↓↓↓

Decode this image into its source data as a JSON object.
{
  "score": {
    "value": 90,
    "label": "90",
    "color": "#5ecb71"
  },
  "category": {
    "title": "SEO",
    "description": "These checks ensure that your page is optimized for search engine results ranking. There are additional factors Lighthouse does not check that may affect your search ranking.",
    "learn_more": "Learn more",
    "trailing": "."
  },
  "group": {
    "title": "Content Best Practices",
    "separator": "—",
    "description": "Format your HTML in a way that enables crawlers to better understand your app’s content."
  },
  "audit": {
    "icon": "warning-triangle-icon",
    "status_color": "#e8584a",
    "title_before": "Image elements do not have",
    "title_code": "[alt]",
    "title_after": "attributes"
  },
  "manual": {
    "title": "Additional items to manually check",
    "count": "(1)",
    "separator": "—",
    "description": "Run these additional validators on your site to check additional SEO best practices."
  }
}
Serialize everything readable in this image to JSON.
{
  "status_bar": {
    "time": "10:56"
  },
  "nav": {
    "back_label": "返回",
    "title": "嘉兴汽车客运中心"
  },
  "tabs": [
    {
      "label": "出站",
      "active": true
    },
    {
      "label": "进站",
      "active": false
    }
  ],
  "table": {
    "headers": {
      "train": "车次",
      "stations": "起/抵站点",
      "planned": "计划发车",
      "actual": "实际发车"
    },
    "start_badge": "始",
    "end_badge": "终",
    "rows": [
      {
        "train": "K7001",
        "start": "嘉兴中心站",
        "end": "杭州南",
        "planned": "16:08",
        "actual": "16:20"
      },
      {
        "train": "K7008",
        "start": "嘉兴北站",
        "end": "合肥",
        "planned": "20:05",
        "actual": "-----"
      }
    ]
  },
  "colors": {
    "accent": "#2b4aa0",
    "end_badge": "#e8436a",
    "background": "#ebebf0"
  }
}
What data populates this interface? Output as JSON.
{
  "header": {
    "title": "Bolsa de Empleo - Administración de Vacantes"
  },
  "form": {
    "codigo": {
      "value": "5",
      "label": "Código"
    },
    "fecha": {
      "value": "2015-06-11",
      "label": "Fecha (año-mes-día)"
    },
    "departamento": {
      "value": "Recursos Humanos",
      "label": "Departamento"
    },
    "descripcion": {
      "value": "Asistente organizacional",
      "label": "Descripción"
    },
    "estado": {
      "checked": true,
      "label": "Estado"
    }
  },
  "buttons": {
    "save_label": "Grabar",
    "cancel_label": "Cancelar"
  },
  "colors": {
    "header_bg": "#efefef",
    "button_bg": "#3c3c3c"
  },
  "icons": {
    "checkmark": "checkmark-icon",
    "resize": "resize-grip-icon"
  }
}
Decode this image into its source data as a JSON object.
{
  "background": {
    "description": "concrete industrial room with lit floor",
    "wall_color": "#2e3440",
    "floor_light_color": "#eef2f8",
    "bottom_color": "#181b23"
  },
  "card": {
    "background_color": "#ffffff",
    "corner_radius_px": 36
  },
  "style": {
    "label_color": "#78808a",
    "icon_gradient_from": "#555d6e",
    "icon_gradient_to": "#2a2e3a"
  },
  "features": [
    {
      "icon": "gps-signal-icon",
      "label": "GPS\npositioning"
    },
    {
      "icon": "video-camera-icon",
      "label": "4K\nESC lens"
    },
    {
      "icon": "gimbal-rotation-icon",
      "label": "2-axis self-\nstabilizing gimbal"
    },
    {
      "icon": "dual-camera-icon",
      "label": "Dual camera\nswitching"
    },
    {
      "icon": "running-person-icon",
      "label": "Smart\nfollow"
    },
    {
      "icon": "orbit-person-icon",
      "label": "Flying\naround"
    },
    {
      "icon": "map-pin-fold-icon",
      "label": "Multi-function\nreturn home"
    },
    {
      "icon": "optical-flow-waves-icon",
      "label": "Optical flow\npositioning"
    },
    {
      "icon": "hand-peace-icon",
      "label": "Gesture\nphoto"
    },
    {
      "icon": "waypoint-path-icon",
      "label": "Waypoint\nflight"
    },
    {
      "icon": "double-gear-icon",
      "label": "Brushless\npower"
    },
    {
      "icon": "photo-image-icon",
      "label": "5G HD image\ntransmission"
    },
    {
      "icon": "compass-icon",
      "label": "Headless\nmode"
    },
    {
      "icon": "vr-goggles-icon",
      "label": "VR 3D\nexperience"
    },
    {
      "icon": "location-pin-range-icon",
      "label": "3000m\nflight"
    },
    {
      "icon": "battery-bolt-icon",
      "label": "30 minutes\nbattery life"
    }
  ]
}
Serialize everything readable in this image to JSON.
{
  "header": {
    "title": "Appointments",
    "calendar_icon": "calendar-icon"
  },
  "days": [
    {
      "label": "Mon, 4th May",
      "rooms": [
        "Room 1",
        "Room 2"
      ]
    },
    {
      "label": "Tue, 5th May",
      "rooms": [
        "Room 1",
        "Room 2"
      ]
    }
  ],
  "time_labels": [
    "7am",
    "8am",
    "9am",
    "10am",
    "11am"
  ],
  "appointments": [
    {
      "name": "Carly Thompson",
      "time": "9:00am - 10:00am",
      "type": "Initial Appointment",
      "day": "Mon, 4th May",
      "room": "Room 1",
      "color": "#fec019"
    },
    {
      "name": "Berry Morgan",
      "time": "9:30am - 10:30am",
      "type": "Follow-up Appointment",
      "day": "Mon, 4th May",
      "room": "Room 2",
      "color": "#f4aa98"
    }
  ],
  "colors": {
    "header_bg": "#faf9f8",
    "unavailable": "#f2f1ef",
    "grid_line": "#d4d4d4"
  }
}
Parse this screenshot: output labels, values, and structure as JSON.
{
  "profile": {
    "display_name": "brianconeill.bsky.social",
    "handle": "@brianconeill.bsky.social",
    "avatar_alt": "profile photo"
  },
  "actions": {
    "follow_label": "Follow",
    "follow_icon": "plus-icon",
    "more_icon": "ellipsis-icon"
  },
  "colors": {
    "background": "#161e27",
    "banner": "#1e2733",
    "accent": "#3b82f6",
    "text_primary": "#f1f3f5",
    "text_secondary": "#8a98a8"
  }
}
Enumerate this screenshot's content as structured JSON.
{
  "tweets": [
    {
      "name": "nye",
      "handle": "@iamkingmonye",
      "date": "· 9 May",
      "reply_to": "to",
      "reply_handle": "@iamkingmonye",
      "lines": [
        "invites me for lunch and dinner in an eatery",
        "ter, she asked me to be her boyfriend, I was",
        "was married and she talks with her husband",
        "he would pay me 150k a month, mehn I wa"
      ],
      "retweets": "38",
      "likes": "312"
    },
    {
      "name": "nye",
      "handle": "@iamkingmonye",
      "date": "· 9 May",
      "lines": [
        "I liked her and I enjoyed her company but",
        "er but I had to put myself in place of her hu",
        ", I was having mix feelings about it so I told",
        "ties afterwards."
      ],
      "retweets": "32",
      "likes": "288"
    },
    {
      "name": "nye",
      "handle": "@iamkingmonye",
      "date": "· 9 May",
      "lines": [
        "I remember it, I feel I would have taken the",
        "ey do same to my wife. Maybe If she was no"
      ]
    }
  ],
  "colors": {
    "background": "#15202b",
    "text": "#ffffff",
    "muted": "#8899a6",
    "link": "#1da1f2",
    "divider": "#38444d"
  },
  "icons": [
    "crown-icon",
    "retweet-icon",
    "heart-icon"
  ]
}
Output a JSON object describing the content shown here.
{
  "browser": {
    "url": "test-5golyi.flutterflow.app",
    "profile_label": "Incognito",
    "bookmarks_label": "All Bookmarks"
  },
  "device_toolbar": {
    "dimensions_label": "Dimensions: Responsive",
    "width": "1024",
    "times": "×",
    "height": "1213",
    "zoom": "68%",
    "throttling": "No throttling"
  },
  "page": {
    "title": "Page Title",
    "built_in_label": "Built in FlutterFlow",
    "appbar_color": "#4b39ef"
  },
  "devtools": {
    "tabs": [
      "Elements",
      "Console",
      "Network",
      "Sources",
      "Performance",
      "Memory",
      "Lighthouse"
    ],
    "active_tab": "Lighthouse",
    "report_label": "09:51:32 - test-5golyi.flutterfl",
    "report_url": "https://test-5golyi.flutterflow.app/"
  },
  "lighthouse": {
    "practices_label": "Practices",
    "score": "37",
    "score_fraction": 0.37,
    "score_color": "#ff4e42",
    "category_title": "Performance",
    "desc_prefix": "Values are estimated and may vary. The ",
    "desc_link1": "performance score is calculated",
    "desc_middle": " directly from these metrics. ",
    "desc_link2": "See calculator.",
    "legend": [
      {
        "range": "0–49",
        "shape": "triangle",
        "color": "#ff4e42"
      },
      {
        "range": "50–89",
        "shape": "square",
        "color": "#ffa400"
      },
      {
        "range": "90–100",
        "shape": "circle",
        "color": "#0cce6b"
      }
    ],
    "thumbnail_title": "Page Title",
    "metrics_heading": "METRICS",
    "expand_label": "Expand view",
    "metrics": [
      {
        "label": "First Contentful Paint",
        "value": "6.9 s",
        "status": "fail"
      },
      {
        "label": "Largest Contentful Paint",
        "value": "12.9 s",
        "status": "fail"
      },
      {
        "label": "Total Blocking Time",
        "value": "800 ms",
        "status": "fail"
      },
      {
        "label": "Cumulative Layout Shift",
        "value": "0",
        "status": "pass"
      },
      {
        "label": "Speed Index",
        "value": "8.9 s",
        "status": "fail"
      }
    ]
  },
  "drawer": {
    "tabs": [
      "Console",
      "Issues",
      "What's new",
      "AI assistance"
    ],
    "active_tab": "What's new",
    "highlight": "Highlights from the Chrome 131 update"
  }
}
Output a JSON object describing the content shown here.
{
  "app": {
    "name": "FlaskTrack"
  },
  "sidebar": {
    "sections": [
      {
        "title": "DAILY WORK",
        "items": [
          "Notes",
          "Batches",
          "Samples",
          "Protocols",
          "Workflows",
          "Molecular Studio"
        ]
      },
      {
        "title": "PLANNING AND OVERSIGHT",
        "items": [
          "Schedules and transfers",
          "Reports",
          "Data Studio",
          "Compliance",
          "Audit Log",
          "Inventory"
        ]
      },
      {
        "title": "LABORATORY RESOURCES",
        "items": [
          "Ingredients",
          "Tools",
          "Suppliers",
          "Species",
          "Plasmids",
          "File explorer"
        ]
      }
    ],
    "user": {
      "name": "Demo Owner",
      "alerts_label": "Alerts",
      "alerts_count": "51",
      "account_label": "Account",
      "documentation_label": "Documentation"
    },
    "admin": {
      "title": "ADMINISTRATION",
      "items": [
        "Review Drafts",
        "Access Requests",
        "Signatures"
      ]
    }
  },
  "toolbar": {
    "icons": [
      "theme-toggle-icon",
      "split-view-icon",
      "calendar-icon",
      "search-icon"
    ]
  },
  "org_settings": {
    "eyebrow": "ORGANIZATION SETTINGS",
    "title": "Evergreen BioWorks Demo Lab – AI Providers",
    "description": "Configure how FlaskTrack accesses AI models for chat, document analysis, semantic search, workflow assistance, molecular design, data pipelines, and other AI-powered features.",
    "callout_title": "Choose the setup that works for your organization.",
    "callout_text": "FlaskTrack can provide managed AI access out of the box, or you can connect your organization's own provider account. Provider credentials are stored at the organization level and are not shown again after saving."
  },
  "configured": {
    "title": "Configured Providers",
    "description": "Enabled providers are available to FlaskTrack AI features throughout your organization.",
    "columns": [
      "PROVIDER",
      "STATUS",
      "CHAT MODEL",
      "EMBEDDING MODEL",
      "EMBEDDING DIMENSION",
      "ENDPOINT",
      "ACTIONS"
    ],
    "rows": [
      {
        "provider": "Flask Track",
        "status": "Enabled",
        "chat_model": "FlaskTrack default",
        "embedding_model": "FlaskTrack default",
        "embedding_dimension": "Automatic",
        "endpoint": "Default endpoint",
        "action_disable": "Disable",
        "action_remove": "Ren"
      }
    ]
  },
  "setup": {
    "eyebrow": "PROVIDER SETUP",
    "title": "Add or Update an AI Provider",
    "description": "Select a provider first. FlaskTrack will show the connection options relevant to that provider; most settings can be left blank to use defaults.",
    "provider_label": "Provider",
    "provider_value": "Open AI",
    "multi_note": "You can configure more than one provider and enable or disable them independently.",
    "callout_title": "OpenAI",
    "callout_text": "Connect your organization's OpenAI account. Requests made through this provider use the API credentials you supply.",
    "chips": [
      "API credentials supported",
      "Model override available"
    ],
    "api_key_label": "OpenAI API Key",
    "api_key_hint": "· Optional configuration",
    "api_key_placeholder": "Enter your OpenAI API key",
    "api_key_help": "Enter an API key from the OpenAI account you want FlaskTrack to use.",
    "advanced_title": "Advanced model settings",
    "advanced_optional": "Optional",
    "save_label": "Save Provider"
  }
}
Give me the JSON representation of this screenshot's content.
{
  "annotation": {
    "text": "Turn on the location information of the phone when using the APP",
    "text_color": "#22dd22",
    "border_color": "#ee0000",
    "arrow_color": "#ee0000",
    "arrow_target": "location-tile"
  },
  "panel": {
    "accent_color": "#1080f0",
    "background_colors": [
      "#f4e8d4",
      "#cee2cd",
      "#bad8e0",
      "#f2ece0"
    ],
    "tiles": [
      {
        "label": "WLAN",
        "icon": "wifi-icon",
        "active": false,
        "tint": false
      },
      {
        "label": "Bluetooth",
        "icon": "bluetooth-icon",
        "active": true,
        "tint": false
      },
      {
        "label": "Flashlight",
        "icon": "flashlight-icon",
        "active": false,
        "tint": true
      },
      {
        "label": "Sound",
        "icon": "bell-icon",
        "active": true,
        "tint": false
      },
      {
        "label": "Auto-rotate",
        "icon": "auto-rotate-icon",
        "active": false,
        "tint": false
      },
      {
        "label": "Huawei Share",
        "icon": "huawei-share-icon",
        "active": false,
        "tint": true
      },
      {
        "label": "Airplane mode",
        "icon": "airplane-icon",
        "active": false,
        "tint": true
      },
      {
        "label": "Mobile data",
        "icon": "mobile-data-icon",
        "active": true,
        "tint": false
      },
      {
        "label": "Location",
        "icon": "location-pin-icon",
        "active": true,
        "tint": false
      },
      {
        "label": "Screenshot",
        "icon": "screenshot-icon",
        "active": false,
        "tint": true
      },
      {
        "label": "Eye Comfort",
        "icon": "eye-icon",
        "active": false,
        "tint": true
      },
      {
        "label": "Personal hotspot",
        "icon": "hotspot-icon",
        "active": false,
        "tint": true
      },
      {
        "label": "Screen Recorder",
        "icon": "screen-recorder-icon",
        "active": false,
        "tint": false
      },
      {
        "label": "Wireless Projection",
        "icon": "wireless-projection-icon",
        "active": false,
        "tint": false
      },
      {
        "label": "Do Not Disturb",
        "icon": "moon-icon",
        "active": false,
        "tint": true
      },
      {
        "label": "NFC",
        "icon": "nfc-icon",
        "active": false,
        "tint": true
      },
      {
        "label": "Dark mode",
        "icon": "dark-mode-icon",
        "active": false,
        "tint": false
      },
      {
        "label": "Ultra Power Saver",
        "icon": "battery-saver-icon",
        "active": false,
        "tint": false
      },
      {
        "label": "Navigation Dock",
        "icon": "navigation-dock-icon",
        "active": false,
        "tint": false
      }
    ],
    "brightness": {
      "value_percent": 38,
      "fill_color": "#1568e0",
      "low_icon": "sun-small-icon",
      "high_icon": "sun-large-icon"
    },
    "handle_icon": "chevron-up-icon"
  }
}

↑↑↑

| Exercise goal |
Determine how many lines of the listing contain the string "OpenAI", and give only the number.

| Exercise result |
5